Your answer must repeat all of the entries word for word, without any images.
** Stored data follows **
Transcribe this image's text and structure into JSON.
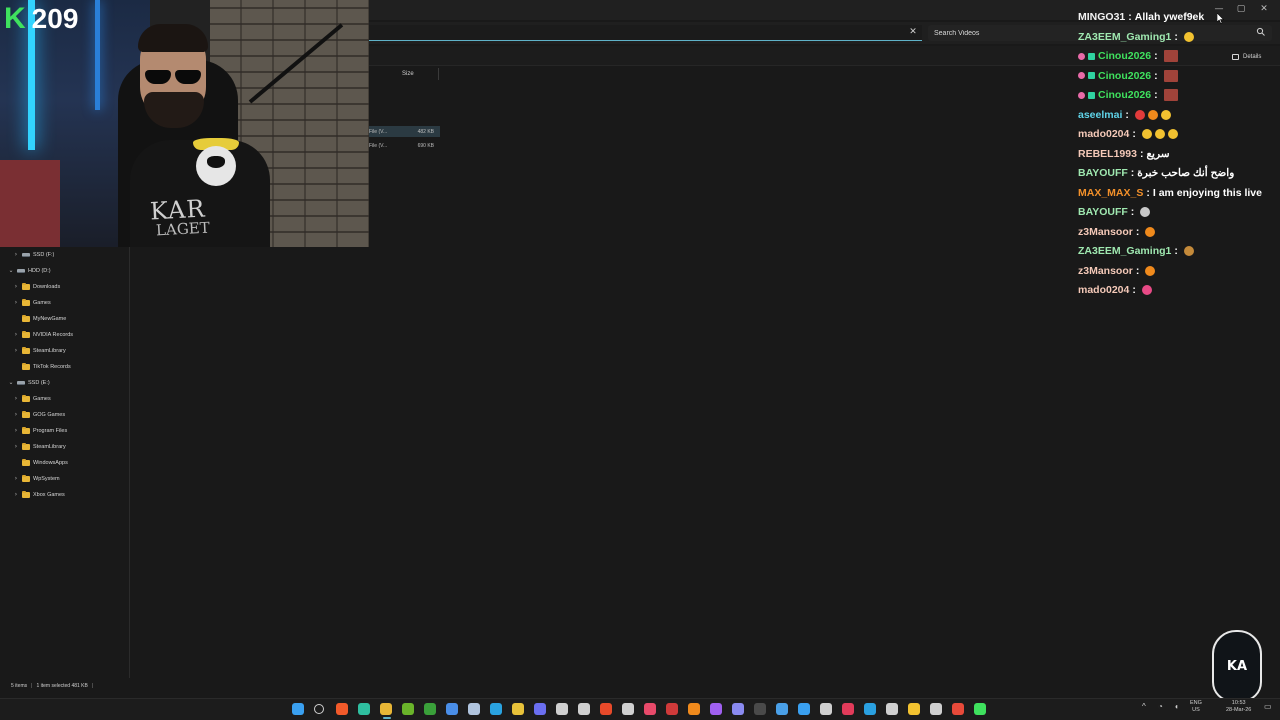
{
  "explorer": {
    "search_placeholder": "Search Videos",
    "details_label": "Details",
    "column_size": "Size",
    "files": [
      {
        "type": "File (V...",
        "size": "482 KB",
        "selected": true
      },
      {
        "type": "File (V...",
        "size": "690 KB",
        "selected": false
      }
    ],
    "status": {
      "items": "5 items",
      "sep": "|",
      "selected": "1 item selected  481 KB",
      "sep2": "|"
    },
    "tree": [
      {
        "label": "SSD (F:)",
        "kind": "drive",
        "indent": 1,
        "chevron": ">"
      },
      {
        "label": "HDD (D:)",
        "kind": "drive",
        "indent": 0,
        "chevron": "v"
      },
      {
        "label": "Downloads",
        "kind": "folder",
        "indent": 1,
        "chevron": ">"
      },
      {
        "label": "Games",
        "kind": "folder",
        "indent": 1,
        "chevron": ">"
      },
      {
        "label": "MyNewGame",
        "kind": "folder",
        "indent": 1,
        "chevron": ""
      },
      {
        "label": "NVIDIA Records",
        "kind": "folder",
        "indent": 1,
        "chevron": ">"
      },
      {
        "label": "SteamLibrary",
        "kind": "folder",
        "indent": 1,
        "chevron": ">"
      },
      {
        "label": "TikTok Records",
        "kind": "folder",
        "indent": 1,
        "chevron": ""
      },
      {
        "label": "SSD (E:)",
        "kind": "drive",
        "indent": 0,
        "chevron": "v"
      },
      {
        "label": "Games",
        "kind": "folder",
        "indent": 1,
        "chevron": ">"
      },
      {
        "label": "GOG Games",
        "kind": "folder",
        "indent": 1,
        "chevron": ">"
      },
      {
        "label": "Program Files",
        "kind": "folder",
        "indent": 1,
        "chevron": ">"
      },
      {
        "label": "SteamLibrary",
        "kind": "folder",
        "indent": 1,
        "chevron": ">"
      },
      {
        "label": "WindowsApps",
        "kind": "folder",
        "indent": 1,
        "chevron": ""
      },
      {
        "label": "WpSystem",
        "kind": "folder",
        "indent": 1,
        "chevron": ">"
      },
      {
        "label": "Xbox Games",
        "kind": "folder",
        "indent": 1,
        "chevron": ">"
      }
    ]
  },
  "webcam": {
    "follower_count": "209",
    "shirt_text_1": "KAR",
    "shirt_text_2": "LAGET"
  },
  "chat": [
    {
      "name": "MINGO31",
      "color": "#f2f2f2",
      "msg": "Allah ywef9ek",
      "badges": [],
      "emotes": []
    },
    {
      "name": "ZA3EEM_Gaming1",
      "color": "#9fe8b0",
      "msg": "",
      "badges": [],
      "emotes": [
        "#f2c230"
      ]
    },
    {
      "name": "Cinou2026",
      "color": "#3fe15e",
      "msg": "",
      "badges": [
        "pink-circle",
        "green-square"
      ],
      "emotes": [
        "emote-sq"
      ]
    },
    {
      "name": "Cinou2026",
      "color": "#3fe15e",
      "msg": "",
      "badges": [
        "pink-circle",
        "green-square"
      ],
      "emotes": [
        "emote-sq"
      ]
    },
    {
      "name": "Cinou2026",
      "color": "#3fe15e",
      "msg": "",
      "badges": [
        "pink-circle",
        "green-square"
      ],
      "emotes": [
        "emote-sq"
      ]
    },
    {
      "name": "aseelmai",
      "color": "#5fd3e8",
      "msg": "",
      "badges": [],
      "emotes": [
        "#e23b3b",
        "#f08a1c",
        "#f2c230"
      ]
    },
    {
      "name": "mado0204",
      "color": "#f4c9b8",
      "msg": "",
      "badges": [],
      "emotes": [
        "#f2c230",
        "#f2c230",
        "#f2c230"
      ]
    },
    {
      "name": "REBEL1993",
      "color": "#f4c9b8",
      "msg": "سريع",
      "badges": [],
      "emotes": []
    },
    {
      "name": "BAYOUFF",
      "color": "#9fe8b0",
      "msg": "واضح أنك صاحب خبرة",
      "badges": [],
      "emotes": []
    },
    {
      "name": "MAX_MAX_S",
      "color": "#f2902a",
      "msg": "I am enjoying this live",
      "badges": [],
      "emotes": []
    },
    {
      "name": "BAYOUFF",
      "color": "#9fe8b0",
      "msg": "",
      "badges": [],
      "emotes": [
        "#c9c9c9"
      ]
    },
    {
      "name": "z3Mansoor",
      "color": "#f4c9b8",
      "msg": "",
      "badges": [],
      "emotes": [
        "#f08a1c"
      ]
    },
    {
      "name": "ZA3EEM_Gaming1",
      "color": "#9fe8b0",
      "msg": "",
      "badges": [],
      "emotes": [
        "#c48a3a"
      ]
    },
    {
      "name": "z3Mansoor",
      "color": "#f4c9b8",
      "msg": "",
      "badges": [],
      "emotes": [
        "#f08a1c"
      ]
    },
    {
      "name": "mado0204",
      "color": "#f4c9b8",
      "msg": "",
      "badges": [],
      "emotes": [
        "#e84a86"
      ]
    }
  ],
  "logo": {
    "text": "KA"
  },
  "taskbar": {
    "icons": [
      {
        "name": "start-icon",
        "color": "#3aa0f0"
      },
      {
        "name": "search-taskbar-icon",
        "color": "#d0d0d0"
      },
      {
        "name": "brave-icon",
        "color": "#f25a2a"
      },
      {
        "name": "edge-icon",
        "color": "#2fbfa0"
      },
      {
        "name": "file-explorer-icon",
        "color": "#e8b636"
      },
      {
        "name": "nvidia-icon",
        "color": "#6ab42a"
      },
      {
        "name": "xbox-icon",
        "color": "#3aa03a"
      },
      {
        "name": "globe-icon",
        "color": "#4a8ee8"
      },
      {
        "name": "steam-icon",
        "color": "#b0c4de"
      },
      {
        "name": "telegram-icon",
        "color": "#2aa3e0"
      },
      {
        "name": "folder-app-icon",
        "color": "#e8c23a"
      },
      {
        "name": "discord-icon",
        "color": "#6b6ff0"
      },
      {
        "name": "chrome-icon",
        "color": "#d0d0d0"
      },
      {
        "name": "obs-icon",
        "color": "#d0d0d0"
      },
      {
        "name": "capcut-icon",
        "color": "#e84a2a"
      },
      {
        "name": "chatgpt-icon",
        "color": "#d0d0d0"
      },
      {
        "name": "tiktok-icon",
        "color": "#e84a6a"
      },
      {
        "name": "record-icon",
        "color": "#d03a3a"
      },
      {
        "name": "cloud-icon",
        "color": "#f08a1c"
      },
      {
        "name": "wallpaper-icon",
        "color": "#a060f0"
      },
      {
        "name": "app-icon",
        "color": "#8a8af0"
      },
      {
        "name": "lg-icon",
        "color": "#4a4a4a"
      },
      {
        "name": "settings-app-icon",
        "color": "#4aa0e8"
      },
      {
        "name": "ka-app-icon",
        "color": "#3aa0f0"
      },
      {
        "name": "grid-icon",
        "color": "#d0d0d0"
      },
      {
        "name": "red-app-icon",
        "color": "#e23b5a"
      },
      {
        "name": "blue-app-icon",
        "color": "#2aa0e0"
      },
      {
        "name": "pen-icon",
        "color": "#d0d0d0"
      },
      {
        "name": "yellow-app-icon",
        "color": "#f2c230"
      },
      {
        "name": "link-icon",
        "color": "#d0d0d0"
      },
      {
        "name": "chrome-dev-icon",
        "color": "#e84a3a"
      },
      {
        "name": "green-app-icon",
        "color": "#3fe15e"
      }
    ],
    "lang": "ENG",
    "region": "US",
    "time": "10:53",
    "date": "28-Mar-26"
  }
}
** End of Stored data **
• Exercise response
Transcribe this image's text and structure into JSON.
{
  "explorer": {
    "search_placeholder": "Search Videos",
    "details_label": "Details",
    "column_size": "Size",
    "files": [
      {
        "type": "File (V...",
        "size": "482 KB",
        "selected": true
      },
      {
        "type": "File (V...",
        "size": "690 KB",
        "selected": false
      }
    ],
    "status": {
      "items": "5 items",
      "sep": "|",
      "selected": "1 item selected  481 KB",
      "sep2": "|"
    },
    "tree": [
      {
        "label": "SSD (F:)",
        "kind": "drive",
        "indent": 1,
        "chevron": ">"
      },
      {
        "label": "HDD (D:)",
        "kind": "drive",
        "indent": 0,
        "chevron": "v"
      },
      {
        "label": "Downloads",
        "kind": "folder",
        "indent": 1,
        "chevron": ">"
      },
      {
        "label": "Games",
        "kind": "folder",
        "indent": 1,
        "chevron": ">"
      },
      {
        "label": "MyNewGame",
        "kind": "folder",
        "indent": 1,
        "chevron": ""
      },
      {
        "label": "NVIDIA Records",
        "kind": "folder",
        "indent": 1,
        "chevron": ">"
      },
      {
        "label": "SteamLibrary",
        "kind": "folder",
        "indent": 1,
        "chevron": ">"
      },
      {
        "label": "TikTok Records",
        "kind": "folder",
        "indent": 1,
        "chevron": ""
      },
      {
        "label": "SSD (E:)",
        "kind": "drive",
        "indent": 0,
        "chevron": "v"
      },
      {
        "label": "Games",
        "kind": "folder",
        "indent": 1,
        "chevron": ">"
      },
      {
        "label": "GOG Games",
        "kind": "folder",
        "indent": 1,
        "chevron": ">"
      },
      {
        "label": "Program Files",
        "kind": "folder",
        "indent": 1,
        "chevron": ">"
      },
      {
        "label": "SteamLibrary",
        "kind": "folder",
        "indent": 1,
        "chevron": ">"
      },
      {
        "label": "WindowsApps",
        "kind": "folder",
        "indent": 1,
        "chevron": ""
      },
      {
        "label": "WpSystem",
        "kind": "folder",
        "indent": 1,
        "chevron": ">"
      },
      {
        "label": "Xbox Games",
        "kind": "folder",
        "indent": 1,
        "chevron": ">"
      }
    ]
  },
  "webcam": {
    "follower_count": "209",
    "shirt_text_1": "KAR",
    "shirt_text_2": "LAGET"
  },
  "chat": [
    {
      "name": "MINGO31",
      "color": "#f2f2f2",
      "msg": "Allah ywef9ek",
      "badges": [],
      "emotes": []
    },
    {
      "name": "ZA3EEM_Gaming1",
      "color": "#9fe8b0",
      "msg": "",
      "badges": [],
      "emotes": [
        "#f2c230"
      ]
    },
    {
      "name": "Cinou2026",
      "color": "#3fe15e",
      "msg": "",
      "badges": [
        "pink-circle",
        "green-square"
      ],
      "emotes": [
        "emote-sq"
      ]
    },
    {
      "name": "Cinou2026",
      "color": "#3fe15e",
      "msg": "",
      "badges": [
        "pink-circle",
        "green-square"
      ],
      "emotes": [
        "emote-sq"
      ]
    },
    {
      "name": "Cinou2026",
      "color": "#3fe15e",
      "msg": "",
      "badges": [
        "pink-circle",
        "green-square"
      ],
      "emotes": [
        "emote-sq"
      ]
    },
    {
      "name": "aseelmai",
      "color": "#5fd3e8",
      "msg": "",
      "badges": [],
      "emotes": [
        "#e23b3b",
        "#f08a1c",
        "#f2c230"
      ]
    },
    {
      "name": "mado0204",
      "color": "#f4c9b8",
      "msg": "",
      "badges": [],
      "emotes": [
        "#f2c230",
        "#f2c230",
        "#f2c230"
      ]
    },
    {
      "name": "REBEL1993",
      "color": "#f4c9b8",
      "msg": "سريع",
      "badges": [],
      "emotes": []
    },
    {
      "name": "BAYOUFF",
      "color": "#9fe8b0",
      "msg": "واضح أنك صاحب خبرة",
      "badges": [],
      "emotes": []
    },
    {
      "name": "MAX_MAX_S",
      "color": "#f2902a",
      "msg": "I am enjoying this live",
      "badges": [],
      "emotes": []
    },
    {
      "name": "BAYOUFF",
      "color": "#9fe8b0",
      "msg": "",
      "badges": [],
      "emotes": [
        "#c9c9c9"
      ]
    },
    {
      "name": "z3Mansoor",
      "color": "#f4c9b8",
      "msg": "",
      "badges": [],
      "emotes": [
        "#f08a1c"
      ]
    },
    {
      "name": "ZA3EEM_Gaming1",
      "color": "#9fe8b0",
      "msg": "",
      "badges": [],
      "emotes": [
        "#c48a3a"
      ]
    },
    {
      "name": "z3Mansoor",
      "color": "#f4c9b8",
      "msg": "",
      "badges": [],
      "emotes": [
        "#f08a1c"
      ]
    },
    {
      "name": "mado0204",
      "color": "#f4c9b8",
      "msg": "",
      "badges": [],
      "emotes": [
        "#e84a86"
      ]
    }
  ],
  "logo": {
    "text": "KA"
  },
  "taskbar": {
    "icons": [
      {
        "name": "start-icon",
        "color": "#3aa0f0"
      },
      {
        "name": "search-taskbar-icon",
        "color": "#d0d0d0"
      },
      {
        "name": "brave-icon",
        "color": "#f25a2a"
      },
      {
        "name": "edge-icon",
        "color": "#2fbfa0"
      },
      {
        "name": "file-explorer-icon",
        "color": "#e8b636"
      },
      {
        "name": "nvidia-icon",
        "color": "#6ab42a"
      },
      {
        "name": "xbox-icon",
        "color": "#3aa03a"
      },
      {
        "name": "globe-icon",
        "color": "#4a8ee8"
      },
      {
        "name": "steam-icon",
        "color": "#b0c4de"
      },
      {
        "name": "telegram-icon",
        "color": "#2aa3e0"
      },
      {
        "name": "folder-app-icon",
        "color": "#e8c23a"
      },
      {
        "name": "discord-icon",
        "color": "#6b6ff0"
      },
      {
        "name": "chrome-icon",
        "color": "#d0d0d0"
      },
      {
        "name": "obs-icon",
        "color": "#d0d0d0"
      },
      {
        "name": "capcut-icon",
        "color": "#e84a2a"
      },
      {
        "name": "chatgpt-icon",
        "color": "#d0d0d0"
      },
      {
        "name": "tiktok-icon",
        "color": "#e84a6a"
      },
      {
        "name": "record-icon",
        "color": "#d03a3a"
      },
      {
        "name": "cloud-icon",
        "color": "#f08a1c"
      },
      {
        "name": "wallpaper-icon",
        "color": "#a060f0"
      },
      {
        "name": "app-icon",
        "color": "#8a8af0"
      },
      {
        "name": "lg-icon",
        "color": "#4a4a4a"
      },
      {
        "name": "settings-app-icon",
        "color": "#4aa0e8"
      },
      {
        "name": "ka-app-icon",
        "color": "#3aa0f0"
      },
      {
        "name": "grid-icon",
        "color": "#d0d0d0"
      },
      {
        "name": "red-app-icon",
        "color": "#e23b5a"
      },
      {
        "name": "blue-app-icon",
        "color": "#2aa0e0"
      },
      {
        "name": "pen-icon",
        "color": "#d0d0d0"
      },
      {
        "name": "yellow-app-icon",
        "color": "#f2c230"
      },
      {
        "name": "link-icon",
        "color": "#d0d0d0"
      },
      {
        "name": "chrome-dev-icon",
        "color": "#e84a3a"
      },
      {
        "name": "green-app-icon",
        "color": "#3fe15e"
      }
    ],
    "lang": "ENG",
    "region": "US",
    "time": "10:53",
    "date": "28-Mar-26"
  }
}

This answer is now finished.